A tall, strikingly handsome, bearded guy with endless charm approaches you. The last thing you think is that this guy works in Parliament, right? Luke Francis, 29, regardless of the little spare time he has (being devoted to the Labour party) shares his thoughts with Westminster World over a Starbucks Frappuccino.
You have to take Francis seriously. If his masters in International Relations at New York University isn’t impressive enough, then his campaign to run for Councillor for Kensington should be enough blow you away.
Young politicians may not be taken seriously in a society where the average age of one is 52. Research from House of Commons reveals that 52% (339) of MPs elected in 2017 were aged over 50. Following the election, the proportion of MPs aged 70 and over increased to 4% (28.)
“Compared to most people in politics, I came to it late. Most of the members and activists my age have been brought into the Labour Party by family members and grown up around politics.”
A girl trips over, nearly spilling her latte over our table. This distraction does not break Francis from his train of thought. He continues to tell me about his childhood and how his background sparked his interest in politics. After his dad passed away at the age of four, Francis praises the state for providing support to his family in terms of benefits and housing support, allowing his mum to go back to school and train to become a teacher.
Francis said: “I was given opportunities that would have been made impossible to someone born ten years before. It made politics very real for me, and I found myself getting more involved from that point on.”
Already a Senior Parliamentary Assistant for the Labour Party, Francis decided that this is just not enough. Eager to make a change, Francis is running for Councillor for the Kensington borough, May 2018.
Looking at Francis, you can say that he is determined to make that change. He retells the horrific incident of Grenfell Tower, Francis spent his days after the fire working with Kensington MP to support relief effort.
Briefly smiling, he then goes on to add: “I’ve been a member of the Labour Party for many years, and worked for the Party since 2013. But witnessing first-hand the damage and the human misery that a negligent out-of-touch Conservative Council had caused, I decided it wasn’t enough to simply complain anymore.”
Strong opinions about the government is something Francis definitely has. Politics is centred around older MPs, ignorant of real issues which will affect a majority of society, especially young people.
The ongoing Brexit issue will have the most impact on young people and millennials. With inflation rising at 10%, will people be able to afford even the bare necessities? Millennials were most likely to vote ‘remain’ in the 2016 Referendum, around 60% of referendum voters, voted to remain in the European Union, as reported by the BBC
Even though older politicians have a wealth of experience behind them and have gone through pressing issues and challenging situations, a younger, intuitive politician has the drive to fight for a change in a society fuelled by political upheaval.
It seems that Francis is on his way to save the millennial era. Francis said: “The average age of a councillor is also 60 years old, so if I win next May, I’ll be half the age of most people there.”

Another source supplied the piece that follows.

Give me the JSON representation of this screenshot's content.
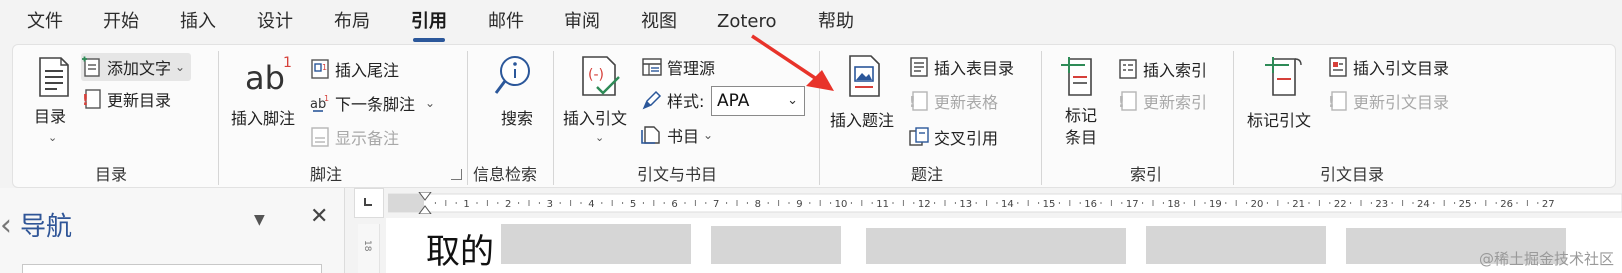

He is aware that there can be barriers in politics in regards to age, but now is the time for change. He added: “There can be times when innovation and youth can be met with some resistance from more established quarters – but I hope it hasn’t put off too many young people from getting involved.”
Providing an insight into politics from a millennials point of view is what makes this interview with Francis stand out. He remembers the blueberry muffin, he ordered half an hour ago and quickly takes a bite of it. Satisfied, he continues to discuss the Labour Party and why it stood out for him against the other political parties.
Politics is about priorities and Francis is certain that the Labour Party has the right ones. He said: “Invest in people and the institutions that provide opportunity and fairness in society, give everyone a chance to succeed and fulfil their potential.”
Looking at the generational population percentages of the UK, those aged 25-35 make up the third largest group at 13.8 million. Millennials need representing, they seem to be ignored and their opinions taken for granted. Society needs young politicians to fight for the age group which seem irrelevant within politics.
His phone rings, he quickly checks a message and realises that he needs to race off. When Parliament calls you run. That’s his lunch hour over, an interview and a bite of a muffin. Next thing he is off. It seems that Francis is on his way to save the millennial era. We should watch out for Luke Francis, I am sure it will be councillor Francis now and then Prime Minster Francis next.